Would you give your savings to a stranger you met on the street who gave you a 900 page document describing his venture, new to you and in a country about which you knew nothing? He offers, not promises, to quadruple your money. Surely not. Yet this is how most serious investors proceed without any knowledge whatsoever of the product, the people, the industry or the country.
Why is the subject of business ethics so difficult to fathom? Why has it served to generate prestigious University departments yet been unable to clean-up damaging business behaviours?
Worse: how have ‘business ethics’ managed to proliferate into further areas of study without at the same time illuminating how you and I should invest? But you and I are not Bill and Miranda Gates, nor are we the decision makers as to whether our product is produced in decent conditions or through virtual (or actual) slavery.

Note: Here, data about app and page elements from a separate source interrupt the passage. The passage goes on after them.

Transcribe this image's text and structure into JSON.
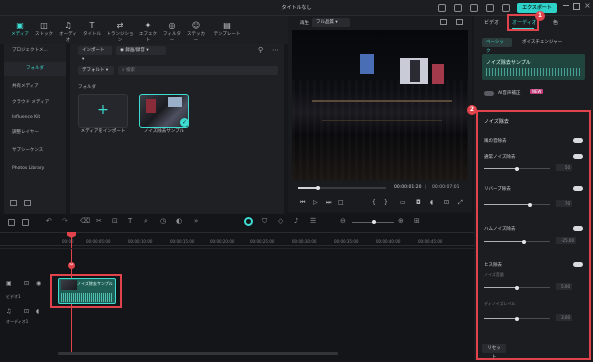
{
  "window": {
    "title": "タイトルなし",
    "export_label": "エクスポート"
  },
  "toolbar": {
    "items": [
      {
        "label": "メディア",
        "icon": "media-icon"
      },
      {
        "label": "ストック",
        "icon": "stock-icon"
      },
      {
        "label": "オーディオ",
        "icon": "audio-icon"
      },
      {
        "label": "タイトル",
        "icon": "title-icon"
      },
      {
        "label": "トランジション",
        "icon": "transition-icon"
      },
      {
        "label": "エフェクト",
        "icon": "effect-icon"
      },
      {
        "label": "フィルター",
        "icon": "filter-icon"
      },
      {
        "label": "ステッカー",
        "icon": "sticker-icon"
      },
      {
        "label": "テンプレート",
        "icon": "template-icon"
      }
    ]
  },
  "sidebar": {
    "items": [
      {
        "label": "プロジェクトメ..."
      },
      {
        "label": "フォルダ"
      },
      {
        "label": "共有メディア"
      },
      {
        "label": "クラウド メディア"
      },
      {
        "label": "Influence Kit"
      },
      {
        "label": "調整レイヤー"
      },
      {
        "label": "サブシーケンス"
      },
      {
        "label": "Photos Library"
      }
    ]
  },
  "media": {
    "import_label": "インポート",
    "record_label": "録画/録音",
    "default_label": "デフォルト",
    "search_placeholder": "検索",
    "folder_label": "フォルダ",
    "import_card_label": "メディアをインポート",
    "sample_card_label": "ノイズ除去サンプル"
  },
  "preview": {
    "tab_label": "再生",
    "quality": "フル品質",
    "time_current": "00:00:01:20",
    "time_separator": "|",
    "time_total": "00:00:07:01",
    "progress": 0.23
  },
  "right_panel": {
    "tabs": [
      "ビデオ",
      "オーディオ",
      "色"
    ],
    "subtabs": [
      "ベーシック",
      "ボイスチェンジャー"
    ],
    "clip_name": "ノイズ除去サンプル",
    "ai_label": "AI音声補正",
    "ai_badge": "NEW",
    "section_title": "ノイズ除去",
    "rows": [
      {
        "label": "風の音除去",
        "toggle": true
      },
      {
        "label": "通常ノイズ除去",
        "toggle": true,
        "value": "50",
        "level": 0.5
      },
      {
        "label": "リバーブ除去",
        "toggle": true,
        "value": "70",
        "level": 0.7
      },
      {
        "label": "ハムノイズ除去",
        "toggle": true,
        "value": "-25.00",
        "level": 0.6
      },
      {
        "label": "ヒス除去",
        "toggle": true,
        "sub": "ノイズ音量",
        "value": "5.00",
        "level": 0.5
      },
      {
        "label": "",
        "toggle": false,
        "sub": "ディノイズレベル",
        "value": "3.00",
        "level": 0.5
      }
    ],
    "reset_label": "リセット",
    "callout_1": "1",
    "callout_2": "2"
  },
  "timeline": {
    "ruler": [
      "00:00",
      "00:00:05:00",
      "00:00:10:00",
      "00:00:15:00",
      "00:00:20:00",
      "00:00:25:00",
      "00:00:30:00",
      "00:00:35:00",
      "00:00:40:00",
      "00:00:45:00"
    ],
    "video_track": "ビデオ1",
    "audio_track": "オーディオ1",
    "clip_label": "ノイズ除去サンプル"
  }
}
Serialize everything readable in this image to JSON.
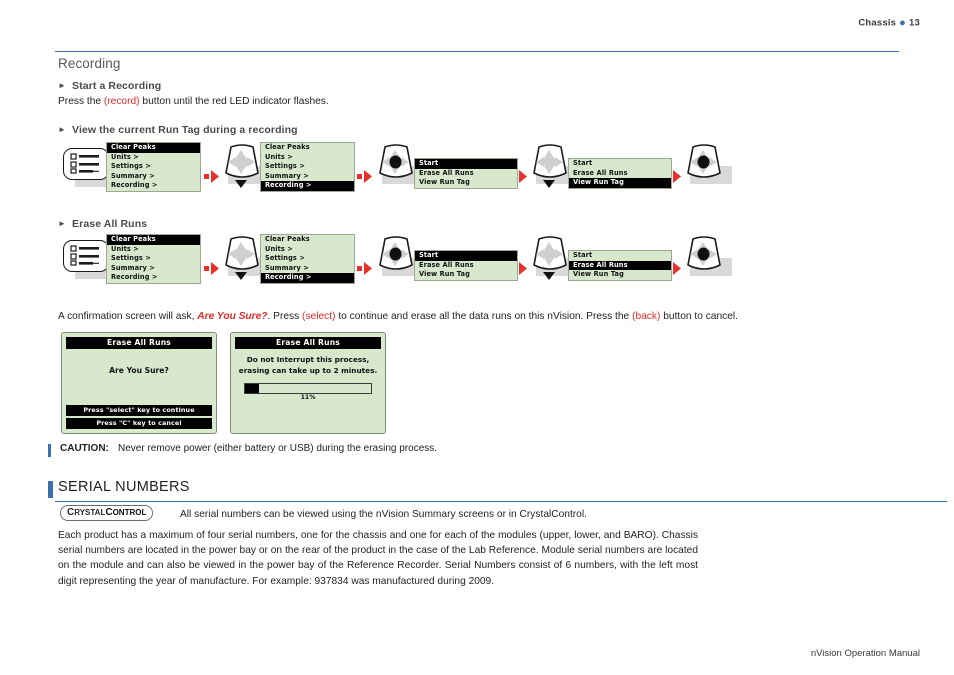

It can be argued that ethical investment is involved every time we decide to buy a product from this firm rather than that. I remember not buying South African oranges when sanctions were supposed to change apartheid. We are lobbied to pass judgement on Apple by refusing to buy the latest iPhone for the atrocious working conditions in some of their Chinese component factories.
I still refuse to buy a chicken that has been raised in a cage, nor eggs from caged chickens.
But I cannot refuse to buy goods which have been produced by ‘caged’ men and women, since it is impossible to know all the processes that have together brought a product to market. Too many different businesses, different stages of production, different components originating from far-flung countries, transport and distribution industries that each have their unique working practices about which I can know nothing.
However there is a simple ethical position to hold for the investing shareholder of any enterprise. And you do not need to go to business school for this!
You have an ethical responsibility in any investment you make to know the people, the industry and the product. Without that knowledge you may support wrong and damaging working practices that abuse both workers, environment, communities and finally the customers. Such knowledge is near impossible in today’s world. This ethical demand for knowing can only occur in sufficiently small enterprises.
But this is the best we can do. A privilege available to few, but one well worth seeking when we invest either to own part of a business or when we buy a product.